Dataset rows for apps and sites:
==============================

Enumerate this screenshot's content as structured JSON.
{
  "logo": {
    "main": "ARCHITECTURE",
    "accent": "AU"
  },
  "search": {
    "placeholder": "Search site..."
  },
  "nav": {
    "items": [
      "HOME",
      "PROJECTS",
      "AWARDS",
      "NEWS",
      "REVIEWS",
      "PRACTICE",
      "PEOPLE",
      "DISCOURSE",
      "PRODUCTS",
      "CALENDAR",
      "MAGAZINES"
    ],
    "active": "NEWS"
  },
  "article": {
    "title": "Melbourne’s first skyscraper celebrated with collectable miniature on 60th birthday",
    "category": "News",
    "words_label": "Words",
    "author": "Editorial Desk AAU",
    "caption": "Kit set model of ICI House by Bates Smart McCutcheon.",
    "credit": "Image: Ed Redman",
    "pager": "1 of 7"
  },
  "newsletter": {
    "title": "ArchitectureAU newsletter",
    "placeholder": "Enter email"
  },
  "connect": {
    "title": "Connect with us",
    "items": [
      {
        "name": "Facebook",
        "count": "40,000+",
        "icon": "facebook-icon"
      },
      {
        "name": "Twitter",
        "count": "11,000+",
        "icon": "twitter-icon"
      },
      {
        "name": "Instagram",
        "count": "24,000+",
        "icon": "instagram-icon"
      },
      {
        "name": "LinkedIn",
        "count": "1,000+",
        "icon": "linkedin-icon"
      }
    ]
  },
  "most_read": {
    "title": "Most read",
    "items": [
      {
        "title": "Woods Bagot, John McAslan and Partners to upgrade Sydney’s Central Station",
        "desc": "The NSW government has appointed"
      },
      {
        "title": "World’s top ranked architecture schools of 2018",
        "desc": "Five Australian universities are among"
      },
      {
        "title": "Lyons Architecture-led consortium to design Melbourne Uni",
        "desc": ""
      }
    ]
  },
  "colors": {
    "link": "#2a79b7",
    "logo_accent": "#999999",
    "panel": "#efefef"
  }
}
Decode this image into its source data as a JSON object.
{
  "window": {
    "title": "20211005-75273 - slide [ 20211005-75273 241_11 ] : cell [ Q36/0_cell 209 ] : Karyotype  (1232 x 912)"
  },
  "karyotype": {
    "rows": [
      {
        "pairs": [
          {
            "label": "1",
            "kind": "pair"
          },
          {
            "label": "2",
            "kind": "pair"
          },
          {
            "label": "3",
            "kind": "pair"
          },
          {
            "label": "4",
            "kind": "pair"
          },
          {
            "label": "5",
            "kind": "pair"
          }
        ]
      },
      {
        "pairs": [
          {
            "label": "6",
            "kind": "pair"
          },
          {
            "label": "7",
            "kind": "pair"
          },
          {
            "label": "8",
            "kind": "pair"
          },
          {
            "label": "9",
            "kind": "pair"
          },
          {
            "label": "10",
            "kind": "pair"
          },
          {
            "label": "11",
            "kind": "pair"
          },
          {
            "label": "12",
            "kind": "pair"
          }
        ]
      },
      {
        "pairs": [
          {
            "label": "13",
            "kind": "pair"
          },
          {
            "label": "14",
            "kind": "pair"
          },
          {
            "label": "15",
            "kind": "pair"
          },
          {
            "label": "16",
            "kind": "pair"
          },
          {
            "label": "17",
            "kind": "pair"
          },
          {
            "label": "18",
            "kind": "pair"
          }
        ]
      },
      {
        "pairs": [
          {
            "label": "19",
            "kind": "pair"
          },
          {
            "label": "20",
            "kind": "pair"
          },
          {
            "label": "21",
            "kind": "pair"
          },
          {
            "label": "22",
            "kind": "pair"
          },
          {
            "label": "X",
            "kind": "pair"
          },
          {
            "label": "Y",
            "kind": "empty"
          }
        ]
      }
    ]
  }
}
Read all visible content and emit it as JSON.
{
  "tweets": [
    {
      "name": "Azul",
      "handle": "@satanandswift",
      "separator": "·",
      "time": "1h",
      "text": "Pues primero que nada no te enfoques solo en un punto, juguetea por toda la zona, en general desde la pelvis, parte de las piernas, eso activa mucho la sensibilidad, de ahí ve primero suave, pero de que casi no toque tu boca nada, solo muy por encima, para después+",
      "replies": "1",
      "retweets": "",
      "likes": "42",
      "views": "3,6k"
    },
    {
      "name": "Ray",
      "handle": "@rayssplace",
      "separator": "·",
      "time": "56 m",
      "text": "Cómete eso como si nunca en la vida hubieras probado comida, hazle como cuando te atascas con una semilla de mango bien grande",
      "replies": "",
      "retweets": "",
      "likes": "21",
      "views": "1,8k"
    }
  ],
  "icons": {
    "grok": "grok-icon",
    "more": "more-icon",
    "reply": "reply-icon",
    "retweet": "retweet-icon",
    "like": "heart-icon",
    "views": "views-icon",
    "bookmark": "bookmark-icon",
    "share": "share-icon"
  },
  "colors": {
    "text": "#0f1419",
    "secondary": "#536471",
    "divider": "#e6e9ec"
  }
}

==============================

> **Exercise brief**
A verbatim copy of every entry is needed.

> **Solution to the exercise**
Enumerate this screenshot's content as structured JSON.
{
  "logo": {
    "main": "ARCHITECTURE",
    "accent": "AU"
  },
  "search": {
    "placeholder": "Search site..."
  },
  "nav": {
    "items": [
      "HOME",
      "PROJECTS",
      "AWARDS",
      "NEWS",
      "REVIEWS",
      "PRACTICE",
      "PEOPLE",
      "DISCOURSE",
      "PRODUCTS",
      "CALENDAR",
      "MAGAZINES"
    ],
    "active": "NEWS"
  },
  "article": {
    "title": "Melbourne’s first skyscraper celebrated with collectable miniature on 60th birthday",
    "category": "News",
    "words_label": "Words",
    "author": "Editorial Desk AAU",
    "caption": "Kit set model of ICI House by Bates Smart McCutcheon.",
    "credit": "Image: Ed Redman",
    "pager": "1 of 7"
  },
  "newsletter": {
    "title": "ArchitectureAU newsletter",
    "placeholder": "Enter email"
  },
  "connect": {
    "title": "Connect with us",
    "items": [
      {
        "name": "Facebook",
        "count": "40,000+",
        "icon": "facebook-icon"
      },
      {
        "name": "Twitter",
        "count": "11,000+",
        "icon": "twitter-icon"
      },
      {
        "name": "Instagram",
        "count": "24,000+",
        "icon": "instagram-icon"
      },
      {
        "name": "LinkedIn",
        "count": "1,000+",
        "icon": "linkedin-icon"
      }
    ]
  },
  "most_read": {
    "title": "Most read",
    "items": [
      {
        "title": "Woods Bagot, John McAslan and Partners to upgrade Sydney’s Central Station",
        "desc": "The NSW government has appointed"
      },
      {
        "title": "World’s top ranked architecture schools of 2018",
        "desc": "Five Australian universities are among"
      },
      {
        "title": "Lyons Architecture-led consortium to design Melbourne Uni",
        "desc": ""
      }
    ]
  },
  "colors": {
    "link": "#2a79b7",
    "logo_accent": "#999999",
    "panel": "#efefef"
  }
}
Decode this image into its source data as a JSON object.
{
  "window": {
    "title": "20211005-75273 - slide [ 20211005-75273 241_11 ] : cell [ Q36/0_cell 209 ] : Karyotype  (1232 x 912)"
  },
  "karyotype": {
    "rows": [
      {
        "pairs": [
          {
            "label": "1",
            "kind": "pair"
          },
          {
            "label": "2",
            "kind": "pair"
          },
          {
            "label": "3",
            "kind": "pair"
          },
          {
            "label": "4",
            "kind": "pair"
          },
          {
            "label": "5",
            "kind": "pair"
          }
        ]
      },
      {
        "pairs": [
          {
            "label": "6",
            "kind": "pair"
          },
          {
            "label": "7",
            "kind": "pair"
          },
          {
            "label": "8",
            "kind": "pair"
          },
          {
            "label": "9",
            "kind": "pair"
          },
          {
            "label": "10",
            "kind": "pair"
          },
          {
            "label": "11",
            "kind": "pair"
          },
          {
            "label": "12",
            "kind": "pair"
          }
        ]
      },
      {
        "pairs": [
          {
            "label": "13",
            "kind": "pair"
          },
          {
            "label": "14",
            "kind": "pair"
          },
          {
            "label": "15",
            "kind": "pair"
          },
          {
            "label": "16",
            "kind": "pair"
          },
          {
            "label": "17",
            "kind": "pair"
          },
          {
            "label": "18",
            "kind": "pair"
          }
        ]
      },
      {
        "pairs": [
          {
            "label": "19",
            "kind": "pair"
          },
          {
            "label": "20",
            "kind": "pair"
          },
          {
            "label": "21",
            "kind": "pair"
          },
          {
            "label": "22",
            "kind": "pair"
          },
          {
            "label": "X",
            "kind": "pair"
          },
          {
            "label": "Y",
            "kind": "empty"
          }
        ]
      }
    ]
  }
}
Read all visible content and emit it as JSON.
{
  "tweets": [
    {
      "name": "Azul",
      "handle": "@satanandswift",
      "separator": "·",
      "time": "1h",
      "text": "Pues primero que nada no te enfoques solo en un punto, juguetea por toda la zona, en general desde la pelvis, parte de las piernas, eso activa mucho la sensibilidad, de ahí ve primero suave, pero de que casi no toque tu boca nada, solo muy por encima, para después+",
      "replies": "1",
      "retweets": "",
      "likes": "42",
      "views": "3,6k"
    },
    {
      "name": "Ray",
      "handle": "@rayssplace",
      "separator": "·",
      "time": "56 m",
      "text": "Cómete eso como si nunca en la vida hubieras probado comida, hazle como cuando te atascas con una semilla de mango bien grande",
      "replies": "",
      "retweets": "",
      "likes": "21",
      "views": "1,8k"
    }
  ],
  "icons": {
    "grok": "grok-icon",
    "more": "more-icon",
    "reply": "reply-icon",
    "retweet": "retweet-icon",
    "like": "heart-icon",
    "views": "views-icon",
    "bookmark": "bookmark-icon",
    "share": "share-icon"
  },
  "colors": {
    "text": "#0f1419",
    "secondary": "#536471",
    "divider": "#e6e9ec"
  }
}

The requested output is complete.